CONNECTICUT INDEPENDENT UTILITY WORKERS, LOCAL 12924 et al. v. STATE OF CONNECTICUT DEPARTMENT OF PUBLIC UTILITY CONTROL, SC 19009
Judicial District of New Britain

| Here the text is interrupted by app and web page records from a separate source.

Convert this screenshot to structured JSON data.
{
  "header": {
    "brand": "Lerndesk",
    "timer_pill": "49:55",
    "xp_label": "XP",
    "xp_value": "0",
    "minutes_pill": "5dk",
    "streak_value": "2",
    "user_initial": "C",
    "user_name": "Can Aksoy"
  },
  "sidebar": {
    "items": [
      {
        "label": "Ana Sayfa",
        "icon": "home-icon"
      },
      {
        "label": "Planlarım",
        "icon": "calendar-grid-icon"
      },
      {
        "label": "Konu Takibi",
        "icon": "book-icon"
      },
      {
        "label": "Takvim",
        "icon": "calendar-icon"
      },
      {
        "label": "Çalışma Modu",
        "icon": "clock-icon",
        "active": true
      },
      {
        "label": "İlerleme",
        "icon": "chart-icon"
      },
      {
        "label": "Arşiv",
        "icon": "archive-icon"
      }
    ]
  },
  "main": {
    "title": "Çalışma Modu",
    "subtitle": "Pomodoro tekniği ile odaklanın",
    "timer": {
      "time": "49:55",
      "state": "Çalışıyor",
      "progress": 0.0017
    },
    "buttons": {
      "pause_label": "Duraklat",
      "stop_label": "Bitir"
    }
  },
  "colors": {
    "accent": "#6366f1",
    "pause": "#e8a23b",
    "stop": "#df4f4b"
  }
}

Administrative Appeals; Whether Department of Public Utility Control was Required to Issue Regulations Regarding the Rights of Participants in Uncontested Matters; Whether Plaintiff Unions were Aggrieved by Department’s Conclusion that it was not Required to Issue such Regulations. In 2009, two Connecticut gas companies sought to lay off approximately thirty-five employees who were represented by the plaintiff unions. The department of public utility control (department) subsequently convened a hearing to investigate the impact that the proposed layoffs would have on the safety and reliability of the gas system. The plaintiffs requested that they be granted party status, but the department denied the plaintiffs’ request and instead designated them as “participants” without any description of their rights. The plaintiffs were ultimately allowed to appear before the department and present evidence, but they were prohibited from cross-examining witnesses. After the department concluded that the proposed layoffs would not affect the safety and reliability of the gas system, the plaintiffs filed a petition for declaratory relief, requesting that the department declare that the Uniform Administrative Procedure Act (UAPA) required it to issue regulations regarding the rights of participants in uncontested matters. The department determined that it was not required to promulgate such regulations, finding that an entity’s participation rights in an uncontested proceeding are not determined as a result of its designation as a participant, but are instead determined at the sole discretion of the presiding hearing officer. On appeal, the plaintiffs argued that the participant designation has a substantial impact on the rights of the parties who appear before the department, and, therefore, the department was required to issue regulations regarding the rights of participants in uncontested matters. The department countered that the plaintiffs were not aggrieved by its decision. The trial court first rejected the department’s aggrievement claim, finding that the plaintiffs had a bona fide interest in their ability to advocate for the interests of their members through meaningful participation in the department’s proceedings. The court emphasized that the department’s denial of the plaintiffs’ right to cross-examine witnesses demonstrated that the plaintiffs’ interests had been adversely affected by the absence of any established rules concerning the use of the participant designation in uncontested hearings. With regard to the merits of the case, the court determined that General Statutes § 4-167 (a) of the UAPA plainly requires all state agencies to promulgate regulations setting forth the rules for administrative proceedings, whether the proceedings are formal or informal. The court concluded that the department has contravened § 4-167 (a) by giving hearing officers unbridled discretion to determine the rights of participants and by refusing to adopt regulations that set forth the specific procedures for informal proceedings. In this appeal, the Supreme Court will determine whether the plaintiffs were aggrieved by the department’s decision regarding the petition for declaratory relief and, if so, whether the department’s decision was proper.